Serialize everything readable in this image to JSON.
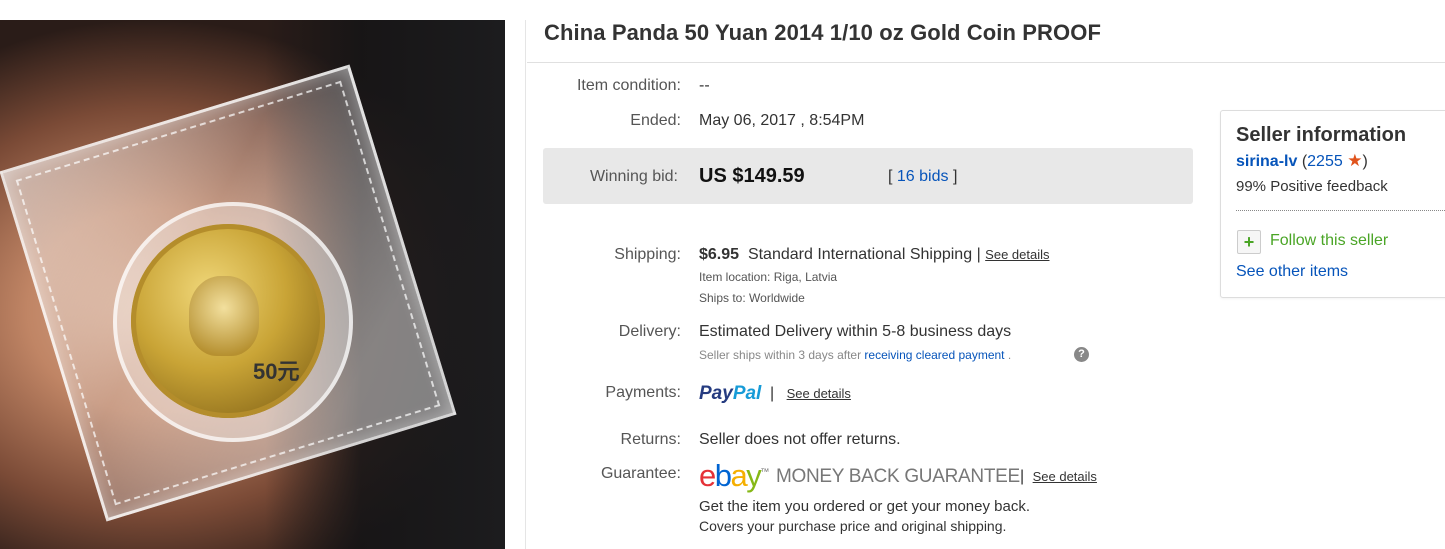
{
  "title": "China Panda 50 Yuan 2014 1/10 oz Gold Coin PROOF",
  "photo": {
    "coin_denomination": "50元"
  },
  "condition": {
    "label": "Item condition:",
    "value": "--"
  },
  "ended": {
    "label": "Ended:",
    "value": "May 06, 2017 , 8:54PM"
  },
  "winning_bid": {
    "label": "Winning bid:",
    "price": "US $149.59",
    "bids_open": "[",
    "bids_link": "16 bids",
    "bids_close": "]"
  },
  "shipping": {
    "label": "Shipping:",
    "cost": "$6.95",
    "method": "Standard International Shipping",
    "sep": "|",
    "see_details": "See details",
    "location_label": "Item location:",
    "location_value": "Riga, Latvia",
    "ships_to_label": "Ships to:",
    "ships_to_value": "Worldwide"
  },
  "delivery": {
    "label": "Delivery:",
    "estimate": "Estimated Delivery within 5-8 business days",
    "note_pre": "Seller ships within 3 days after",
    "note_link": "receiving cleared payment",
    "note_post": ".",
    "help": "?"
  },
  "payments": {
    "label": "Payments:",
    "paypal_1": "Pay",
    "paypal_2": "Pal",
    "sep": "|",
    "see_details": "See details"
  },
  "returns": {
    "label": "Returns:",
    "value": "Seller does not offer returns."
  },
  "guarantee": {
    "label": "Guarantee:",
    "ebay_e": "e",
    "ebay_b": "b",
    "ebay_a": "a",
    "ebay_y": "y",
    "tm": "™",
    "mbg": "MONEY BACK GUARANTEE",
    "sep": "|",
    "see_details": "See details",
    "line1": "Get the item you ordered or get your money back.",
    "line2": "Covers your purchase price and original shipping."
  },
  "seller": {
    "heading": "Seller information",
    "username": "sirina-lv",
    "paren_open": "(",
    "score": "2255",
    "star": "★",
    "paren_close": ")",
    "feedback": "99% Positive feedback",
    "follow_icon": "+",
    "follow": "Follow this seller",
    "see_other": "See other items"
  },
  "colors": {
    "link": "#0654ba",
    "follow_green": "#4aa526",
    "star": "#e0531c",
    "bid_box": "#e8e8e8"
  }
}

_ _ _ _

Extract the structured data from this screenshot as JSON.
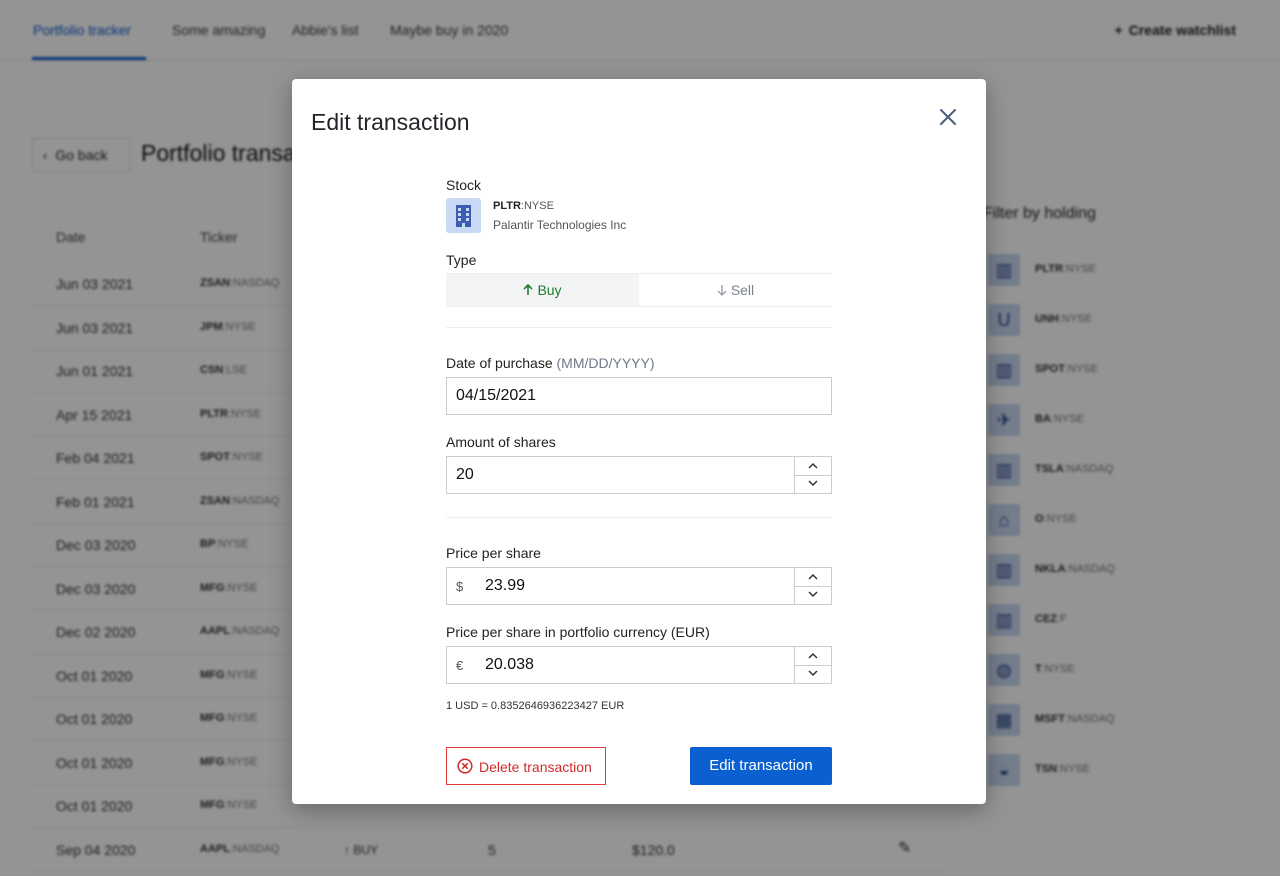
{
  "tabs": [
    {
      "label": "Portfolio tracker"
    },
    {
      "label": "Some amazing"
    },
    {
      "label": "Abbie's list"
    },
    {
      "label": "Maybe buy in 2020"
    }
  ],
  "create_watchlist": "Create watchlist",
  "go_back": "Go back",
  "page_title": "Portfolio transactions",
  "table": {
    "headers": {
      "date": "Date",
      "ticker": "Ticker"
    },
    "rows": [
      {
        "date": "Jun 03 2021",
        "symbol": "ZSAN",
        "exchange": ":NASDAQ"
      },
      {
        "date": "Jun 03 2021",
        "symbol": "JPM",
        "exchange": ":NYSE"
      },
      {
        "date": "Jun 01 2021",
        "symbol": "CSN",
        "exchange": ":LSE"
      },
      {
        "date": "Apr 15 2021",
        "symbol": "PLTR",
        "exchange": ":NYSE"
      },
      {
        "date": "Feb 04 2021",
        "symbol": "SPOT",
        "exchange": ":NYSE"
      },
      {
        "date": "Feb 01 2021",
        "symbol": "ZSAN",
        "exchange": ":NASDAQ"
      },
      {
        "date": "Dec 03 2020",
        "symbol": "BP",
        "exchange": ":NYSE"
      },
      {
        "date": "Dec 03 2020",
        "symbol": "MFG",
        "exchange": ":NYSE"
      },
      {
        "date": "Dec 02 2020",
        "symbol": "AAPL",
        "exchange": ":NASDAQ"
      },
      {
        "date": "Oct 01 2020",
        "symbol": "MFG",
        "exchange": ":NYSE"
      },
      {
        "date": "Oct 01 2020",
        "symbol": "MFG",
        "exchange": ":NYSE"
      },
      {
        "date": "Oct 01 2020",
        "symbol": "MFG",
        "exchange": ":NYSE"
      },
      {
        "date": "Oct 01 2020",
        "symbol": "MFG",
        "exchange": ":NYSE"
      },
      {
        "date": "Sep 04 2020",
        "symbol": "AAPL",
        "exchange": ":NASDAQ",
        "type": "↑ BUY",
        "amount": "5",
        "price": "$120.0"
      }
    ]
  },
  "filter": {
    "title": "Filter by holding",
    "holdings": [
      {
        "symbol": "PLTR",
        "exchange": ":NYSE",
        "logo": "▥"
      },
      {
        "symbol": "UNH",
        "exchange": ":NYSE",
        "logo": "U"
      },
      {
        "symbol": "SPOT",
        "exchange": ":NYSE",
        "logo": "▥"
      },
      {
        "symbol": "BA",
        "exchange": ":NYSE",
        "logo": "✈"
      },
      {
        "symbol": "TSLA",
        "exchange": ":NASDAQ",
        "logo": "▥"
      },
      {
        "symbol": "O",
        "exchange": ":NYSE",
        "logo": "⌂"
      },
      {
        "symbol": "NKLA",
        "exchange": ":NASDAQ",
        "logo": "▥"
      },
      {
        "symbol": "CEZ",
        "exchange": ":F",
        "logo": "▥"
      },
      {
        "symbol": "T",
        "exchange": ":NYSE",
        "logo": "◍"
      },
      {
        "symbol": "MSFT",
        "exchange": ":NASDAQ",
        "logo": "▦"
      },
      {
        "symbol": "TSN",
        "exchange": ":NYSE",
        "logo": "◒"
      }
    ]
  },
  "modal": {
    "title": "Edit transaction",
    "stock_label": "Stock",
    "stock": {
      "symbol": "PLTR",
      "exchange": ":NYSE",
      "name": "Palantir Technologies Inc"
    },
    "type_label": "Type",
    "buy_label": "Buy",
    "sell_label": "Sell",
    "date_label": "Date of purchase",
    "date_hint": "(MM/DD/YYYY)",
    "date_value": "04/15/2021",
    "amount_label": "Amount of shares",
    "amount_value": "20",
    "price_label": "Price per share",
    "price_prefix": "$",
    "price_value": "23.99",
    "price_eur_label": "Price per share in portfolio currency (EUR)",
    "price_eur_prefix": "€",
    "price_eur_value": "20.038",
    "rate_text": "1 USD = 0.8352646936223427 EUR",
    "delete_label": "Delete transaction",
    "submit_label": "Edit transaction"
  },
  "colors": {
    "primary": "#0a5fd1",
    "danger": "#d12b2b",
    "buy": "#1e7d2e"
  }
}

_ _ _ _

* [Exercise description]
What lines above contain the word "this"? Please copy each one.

* [Written reply]
Serialize everything readable in this image to JSON.
    "follow": "Follow this seller",
Extract the structured data from this screenshot as JSON.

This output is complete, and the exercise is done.